Do they honestly think that switching between single-player and multiplayer game modes is instantaneous? Do they believe that “kicking ass” means finishing in 4th place (out of eight total racers)? Presumptions like that may be forgivable, but the nerve to suggest that it only takes one hand to play a video game is not. Then again, perhaps only Mario Kart fans care enough to complain.
Leave it to the daytime soaps to bring us the following gem:

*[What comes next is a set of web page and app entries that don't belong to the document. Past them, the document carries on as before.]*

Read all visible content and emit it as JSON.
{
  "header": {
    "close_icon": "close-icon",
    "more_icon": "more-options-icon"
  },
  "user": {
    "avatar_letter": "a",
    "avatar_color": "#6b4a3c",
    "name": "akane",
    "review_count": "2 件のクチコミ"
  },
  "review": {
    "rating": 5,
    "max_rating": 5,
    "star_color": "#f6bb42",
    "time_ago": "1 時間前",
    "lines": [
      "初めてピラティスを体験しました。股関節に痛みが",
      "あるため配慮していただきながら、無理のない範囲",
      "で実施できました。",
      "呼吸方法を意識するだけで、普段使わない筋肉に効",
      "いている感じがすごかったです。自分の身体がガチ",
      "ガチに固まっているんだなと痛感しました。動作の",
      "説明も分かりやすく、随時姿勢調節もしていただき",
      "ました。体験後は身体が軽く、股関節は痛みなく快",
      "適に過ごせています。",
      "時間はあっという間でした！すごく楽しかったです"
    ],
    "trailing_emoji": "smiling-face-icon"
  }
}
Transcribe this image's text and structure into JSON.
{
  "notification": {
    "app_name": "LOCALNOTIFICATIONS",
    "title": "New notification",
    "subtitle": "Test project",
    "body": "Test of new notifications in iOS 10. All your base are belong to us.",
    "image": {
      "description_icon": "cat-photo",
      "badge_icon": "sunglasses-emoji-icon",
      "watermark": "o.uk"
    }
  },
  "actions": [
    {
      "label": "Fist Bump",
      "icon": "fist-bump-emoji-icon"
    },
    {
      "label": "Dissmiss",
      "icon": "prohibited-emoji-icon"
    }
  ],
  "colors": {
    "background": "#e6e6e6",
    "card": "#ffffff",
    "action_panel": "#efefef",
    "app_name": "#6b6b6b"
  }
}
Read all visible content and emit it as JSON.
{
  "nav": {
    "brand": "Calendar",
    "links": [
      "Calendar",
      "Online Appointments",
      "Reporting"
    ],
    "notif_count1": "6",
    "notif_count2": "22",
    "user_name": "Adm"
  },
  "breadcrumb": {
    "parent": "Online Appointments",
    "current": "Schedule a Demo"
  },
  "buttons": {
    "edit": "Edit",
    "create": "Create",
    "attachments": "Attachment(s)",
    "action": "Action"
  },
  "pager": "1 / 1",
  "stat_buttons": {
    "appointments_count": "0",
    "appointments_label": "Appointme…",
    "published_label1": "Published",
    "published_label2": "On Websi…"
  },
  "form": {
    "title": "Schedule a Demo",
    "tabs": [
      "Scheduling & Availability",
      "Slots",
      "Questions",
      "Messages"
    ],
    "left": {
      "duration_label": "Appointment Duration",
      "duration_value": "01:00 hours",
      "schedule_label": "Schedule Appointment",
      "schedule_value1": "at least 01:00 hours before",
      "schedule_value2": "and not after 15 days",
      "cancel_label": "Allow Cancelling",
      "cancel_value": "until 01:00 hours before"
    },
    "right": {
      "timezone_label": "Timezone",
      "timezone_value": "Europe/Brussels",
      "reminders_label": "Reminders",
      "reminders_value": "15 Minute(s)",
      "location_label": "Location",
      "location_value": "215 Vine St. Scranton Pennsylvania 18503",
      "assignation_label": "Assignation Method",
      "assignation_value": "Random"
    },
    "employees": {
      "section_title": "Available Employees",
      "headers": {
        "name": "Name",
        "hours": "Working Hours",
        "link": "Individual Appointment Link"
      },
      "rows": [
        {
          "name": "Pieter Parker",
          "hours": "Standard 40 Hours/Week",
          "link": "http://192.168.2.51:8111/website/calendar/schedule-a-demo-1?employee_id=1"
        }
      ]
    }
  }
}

While I’m glad that Arianna will be “back to normal before we know it,” I can’t help but feel that she could have been more subtle with her Midol endorsement. Being a guy and all, I’m likely not in the demographic that the producers of Days of Our Lives have in mind when it comes to their marketing efforts or promotional techniques, so it’s probably not my place to comment on the subject matter of this particular scene. As far as I know, this is how young women recommend these products to one another. But a three second close-up shot of the packaging? Probably not necessary.
Well, folks, there you have it! Could these instances have been filmed in a more realistic manner by the showrunners? Possibly. Would they have been as entertaining if that were the case? Most likely not.
With the exception of the 30 Rock clip, these examples illustrate what not to do when it comes to showing reputable brands and products onscreen. And since there doesn’t seem to be any shortage of examples out there, you might just see Part 3 of this series before you know it.
Which example is your favorite here? Are these selections enough to satisfy your product placement quota for the month?